The quality and design of the cabin is a significant leap forward for Renault, with a neat layout, using plenty of soft-touch plastics. It feels considerably better built than its predecessor. There are some quirks, however, with a large digital speedometer dominating the instrument cluster, an electric hand brake and a stop-start button and keycard instead of the usual key-operated ignition. The latest facelift doesn’t change the interior layout dramatically, but there are two new leather packs. GT-Line TomTom models benefit from a sports steering wheel, upholstery stitching, aluminium door sills and a dashboard trim strip.
Rear space is poor. Both the Ford Focus and the Volkswagen Golf offer considerably more room. The boot is well shaped and can accommodate up to 405 litres with the seats raised. This is similar to the Peugeot 308, but doesn’t quite match the voluminous Honda Civic. Seat comfort is good, with plenty of support and a decent amount of padding. The steering wheel adjusts for both reach and rake.
Ride and handling
The Megane rides comfortably and handles well, but a little more feel from the steering would improve things. It’s a comfortable car to drive on the motorway, with well-muted engines at cruising speeds and only a slight hint of wind noise.
There are a number of petrol and diesel engines on offer, ranging from 90 to 160bhp. Diesel versions are impressively quiet and popular for their economy, and with either 90, 110, 130 or 160bhp there is certainly something for everyone. The 110bhp is the best all-rounder and is available with stop and start and the option of an automatic gearbox. The top diesel offers impressive punch, but commands a price premium. The entry-level 1.6-litre petrol engine (110bhp) is feeling its age, much better is the 1.2-litre turbocharged TCe petrol with 115bhp. It might be small, but it offers smooth and quiet acceleration, getting the Megane from nought to 62mph in 10.9 seconds.
Renault takes economy and running costs very seriously indeed, and its latest 1.2-litre TCe petrol is impressive, with CO2 emissions of 119g/km and combined economy of 53.3mpg. A big improvement over the 1.6-litre (40.9mpg and 159g/km). Best economy goes to the 110bhp diesel stop and start, with 80.7mpg and just 90g/km of CO2. The 2012 facelift is the first Megane to benefit from the Renault 4+ programme, which includes four years/48,000 miles free servicing.
Renault has often performed poorly in reliability studies. However the company has been making major strides and the Megane feels solidly constructed. The Renault 4+ package includes a four-year/100,000 mile warranty and four years roadside cover for added peace of mind.
The Megane scored a solid five-star safety result when it was crash tested by EuroNCAP. All models come with driver, passenger, side and head airbags, as well as Isofix child safety seat mountings, electronic stability programme, traction control and anti-lock brakes with electronic brake force distribution and brake assist.

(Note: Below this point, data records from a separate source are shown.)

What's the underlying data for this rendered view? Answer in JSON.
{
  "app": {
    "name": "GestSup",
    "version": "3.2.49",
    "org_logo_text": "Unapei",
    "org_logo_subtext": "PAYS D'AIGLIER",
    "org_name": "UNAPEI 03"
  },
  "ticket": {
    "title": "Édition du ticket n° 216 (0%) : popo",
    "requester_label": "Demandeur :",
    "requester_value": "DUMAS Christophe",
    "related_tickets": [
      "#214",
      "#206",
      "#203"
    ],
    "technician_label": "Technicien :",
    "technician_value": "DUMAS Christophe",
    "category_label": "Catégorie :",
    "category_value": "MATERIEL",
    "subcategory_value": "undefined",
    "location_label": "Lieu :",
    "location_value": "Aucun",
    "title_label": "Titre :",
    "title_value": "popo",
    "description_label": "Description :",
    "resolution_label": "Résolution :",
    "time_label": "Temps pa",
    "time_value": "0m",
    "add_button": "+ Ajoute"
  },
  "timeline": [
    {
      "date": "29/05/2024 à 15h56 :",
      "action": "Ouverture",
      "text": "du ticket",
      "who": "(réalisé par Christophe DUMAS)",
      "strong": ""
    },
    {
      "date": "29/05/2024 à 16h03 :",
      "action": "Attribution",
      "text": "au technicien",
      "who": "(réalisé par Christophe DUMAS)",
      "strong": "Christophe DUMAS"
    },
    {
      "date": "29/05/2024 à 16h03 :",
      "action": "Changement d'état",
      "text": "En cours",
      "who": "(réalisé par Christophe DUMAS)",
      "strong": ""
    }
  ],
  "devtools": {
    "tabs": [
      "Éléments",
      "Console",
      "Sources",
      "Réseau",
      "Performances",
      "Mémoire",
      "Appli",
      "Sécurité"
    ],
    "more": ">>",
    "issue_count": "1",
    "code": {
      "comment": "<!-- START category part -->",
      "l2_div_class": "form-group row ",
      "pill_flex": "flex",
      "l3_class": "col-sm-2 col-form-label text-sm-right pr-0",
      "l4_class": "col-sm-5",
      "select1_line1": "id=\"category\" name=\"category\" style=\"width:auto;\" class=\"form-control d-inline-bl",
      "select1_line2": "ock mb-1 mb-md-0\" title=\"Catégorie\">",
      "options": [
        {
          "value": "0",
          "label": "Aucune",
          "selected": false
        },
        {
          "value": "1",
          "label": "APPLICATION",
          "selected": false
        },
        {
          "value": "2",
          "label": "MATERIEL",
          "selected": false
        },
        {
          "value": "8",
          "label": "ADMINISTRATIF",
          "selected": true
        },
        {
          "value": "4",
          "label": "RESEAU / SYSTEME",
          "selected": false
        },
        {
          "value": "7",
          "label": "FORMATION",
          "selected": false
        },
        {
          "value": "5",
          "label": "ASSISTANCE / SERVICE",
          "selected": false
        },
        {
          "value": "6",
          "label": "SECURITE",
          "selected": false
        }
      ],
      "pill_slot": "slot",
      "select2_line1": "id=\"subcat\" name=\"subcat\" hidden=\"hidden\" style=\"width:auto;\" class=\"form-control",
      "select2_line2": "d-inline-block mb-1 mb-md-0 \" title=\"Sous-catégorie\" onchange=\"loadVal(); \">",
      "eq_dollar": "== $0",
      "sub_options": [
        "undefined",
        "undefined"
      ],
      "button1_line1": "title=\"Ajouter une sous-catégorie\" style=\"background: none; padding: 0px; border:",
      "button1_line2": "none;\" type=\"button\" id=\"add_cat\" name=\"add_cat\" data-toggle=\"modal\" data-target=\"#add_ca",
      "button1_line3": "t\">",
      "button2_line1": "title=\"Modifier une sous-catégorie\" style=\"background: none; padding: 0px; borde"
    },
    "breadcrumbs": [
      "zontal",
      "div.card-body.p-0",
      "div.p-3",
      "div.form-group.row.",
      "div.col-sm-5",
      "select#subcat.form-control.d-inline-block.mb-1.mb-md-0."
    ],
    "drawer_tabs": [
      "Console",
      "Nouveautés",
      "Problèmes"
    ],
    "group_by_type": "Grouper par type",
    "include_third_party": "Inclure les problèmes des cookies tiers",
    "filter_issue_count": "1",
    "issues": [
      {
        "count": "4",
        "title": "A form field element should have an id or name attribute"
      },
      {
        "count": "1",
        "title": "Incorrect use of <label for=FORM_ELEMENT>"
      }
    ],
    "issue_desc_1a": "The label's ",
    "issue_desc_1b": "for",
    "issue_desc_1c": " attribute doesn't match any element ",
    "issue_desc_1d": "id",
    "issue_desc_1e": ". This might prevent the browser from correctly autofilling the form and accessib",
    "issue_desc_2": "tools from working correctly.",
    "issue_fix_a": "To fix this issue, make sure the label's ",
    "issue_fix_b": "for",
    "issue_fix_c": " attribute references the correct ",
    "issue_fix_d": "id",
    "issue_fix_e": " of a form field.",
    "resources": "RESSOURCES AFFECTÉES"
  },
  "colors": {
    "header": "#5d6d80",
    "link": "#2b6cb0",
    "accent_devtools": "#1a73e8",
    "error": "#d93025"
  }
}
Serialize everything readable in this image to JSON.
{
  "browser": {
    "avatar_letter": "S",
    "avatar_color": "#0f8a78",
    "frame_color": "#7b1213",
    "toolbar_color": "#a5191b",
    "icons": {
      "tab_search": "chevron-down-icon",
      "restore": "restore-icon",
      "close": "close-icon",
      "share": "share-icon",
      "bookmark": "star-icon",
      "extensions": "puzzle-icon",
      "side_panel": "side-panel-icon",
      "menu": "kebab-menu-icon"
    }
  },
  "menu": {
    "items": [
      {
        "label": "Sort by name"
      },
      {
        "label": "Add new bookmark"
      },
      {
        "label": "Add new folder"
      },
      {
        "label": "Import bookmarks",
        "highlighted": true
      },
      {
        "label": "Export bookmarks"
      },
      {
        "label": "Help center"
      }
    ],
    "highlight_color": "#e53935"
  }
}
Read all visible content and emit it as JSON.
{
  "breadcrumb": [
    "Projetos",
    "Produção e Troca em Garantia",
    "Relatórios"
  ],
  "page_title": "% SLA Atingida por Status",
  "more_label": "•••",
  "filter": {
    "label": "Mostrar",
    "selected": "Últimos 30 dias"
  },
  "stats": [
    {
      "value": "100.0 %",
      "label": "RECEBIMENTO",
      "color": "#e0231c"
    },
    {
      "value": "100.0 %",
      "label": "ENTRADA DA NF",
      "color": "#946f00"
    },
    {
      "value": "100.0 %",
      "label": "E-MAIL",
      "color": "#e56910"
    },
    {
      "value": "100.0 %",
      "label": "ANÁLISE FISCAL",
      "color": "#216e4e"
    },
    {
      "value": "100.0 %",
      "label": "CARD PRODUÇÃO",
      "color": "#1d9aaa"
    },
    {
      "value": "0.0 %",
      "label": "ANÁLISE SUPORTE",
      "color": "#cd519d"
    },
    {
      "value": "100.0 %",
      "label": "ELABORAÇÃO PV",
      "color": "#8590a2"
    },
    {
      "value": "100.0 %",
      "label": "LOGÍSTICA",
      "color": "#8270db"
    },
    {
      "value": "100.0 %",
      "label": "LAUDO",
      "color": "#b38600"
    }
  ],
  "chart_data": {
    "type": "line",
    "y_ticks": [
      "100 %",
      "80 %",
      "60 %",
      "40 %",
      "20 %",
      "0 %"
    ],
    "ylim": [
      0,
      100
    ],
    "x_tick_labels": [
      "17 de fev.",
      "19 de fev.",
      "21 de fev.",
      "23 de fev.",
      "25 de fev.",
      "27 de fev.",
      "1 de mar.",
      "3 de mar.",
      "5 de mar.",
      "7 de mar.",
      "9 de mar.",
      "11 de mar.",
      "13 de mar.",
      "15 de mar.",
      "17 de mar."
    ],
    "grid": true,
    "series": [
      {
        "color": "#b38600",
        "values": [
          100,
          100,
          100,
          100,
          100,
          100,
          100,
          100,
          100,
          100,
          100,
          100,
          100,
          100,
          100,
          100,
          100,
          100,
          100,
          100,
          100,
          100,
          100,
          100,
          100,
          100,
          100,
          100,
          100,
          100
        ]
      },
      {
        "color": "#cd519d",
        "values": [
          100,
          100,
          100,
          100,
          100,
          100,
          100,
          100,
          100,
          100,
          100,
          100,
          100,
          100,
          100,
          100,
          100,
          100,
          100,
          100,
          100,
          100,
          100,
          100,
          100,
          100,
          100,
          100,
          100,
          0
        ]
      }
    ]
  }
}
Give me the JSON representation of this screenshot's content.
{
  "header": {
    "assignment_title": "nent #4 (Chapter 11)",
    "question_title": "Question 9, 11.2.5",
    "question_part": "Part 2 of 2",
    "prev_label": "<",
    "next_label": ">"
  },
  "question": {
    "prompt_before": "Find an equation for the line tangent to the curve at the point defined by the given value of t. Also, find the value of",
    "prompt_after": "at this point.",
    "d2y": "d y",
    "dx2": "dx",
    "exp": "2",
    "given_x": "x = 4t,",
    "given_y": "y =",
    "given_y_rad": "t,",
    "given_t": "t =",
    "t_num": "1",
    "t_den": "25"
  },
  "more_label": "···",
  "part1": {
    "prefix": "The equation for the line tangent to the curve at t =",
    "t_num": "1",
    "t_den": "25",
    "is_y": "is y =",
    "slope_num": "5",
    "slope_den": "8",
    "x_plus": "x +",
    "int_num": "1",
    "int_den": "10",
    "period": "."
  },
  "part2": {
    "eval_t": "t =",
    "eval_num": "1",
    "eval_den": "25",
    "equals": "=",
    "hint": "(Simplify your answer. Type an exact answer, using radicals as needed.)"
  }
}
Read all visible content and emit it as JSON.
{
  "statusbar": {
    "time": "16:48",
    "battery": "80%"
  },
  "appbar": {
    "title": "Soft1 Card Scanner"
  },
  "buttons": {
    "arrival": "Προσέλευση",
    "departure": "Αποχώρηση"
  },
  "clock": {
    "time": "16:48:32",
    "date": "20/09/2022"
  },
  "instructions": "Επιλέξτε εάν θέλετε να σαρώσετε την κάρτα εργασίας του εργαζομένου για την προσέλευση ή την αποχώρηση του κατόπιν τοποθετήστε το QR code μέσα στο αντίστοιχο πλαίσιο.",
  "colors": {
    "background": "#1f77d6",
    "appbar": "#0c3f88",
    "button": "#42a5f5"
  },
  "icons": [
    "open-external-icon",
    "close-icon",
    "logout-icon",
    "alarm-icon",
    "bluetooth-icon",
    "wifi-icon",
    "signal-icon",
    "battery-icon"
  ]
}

Five trim levels are available. Every model features air-con, CD player, cruise control, electric and heated mirrors, remote central locking, electric front windows, trip computer and key card. Top-spec GT models feature 18-inch alloy wheels, power folding mirrors, sports suspension, rear parking sensors, sports seats, sports bumpers, aluminium pedals and a sports leather steering wheel.
The Megane’s blend of comfort, frugal engines, exceptional safety and decent equipment mark it out as a good all-rounder, providing the lack of rear seat space doesn’t put you off.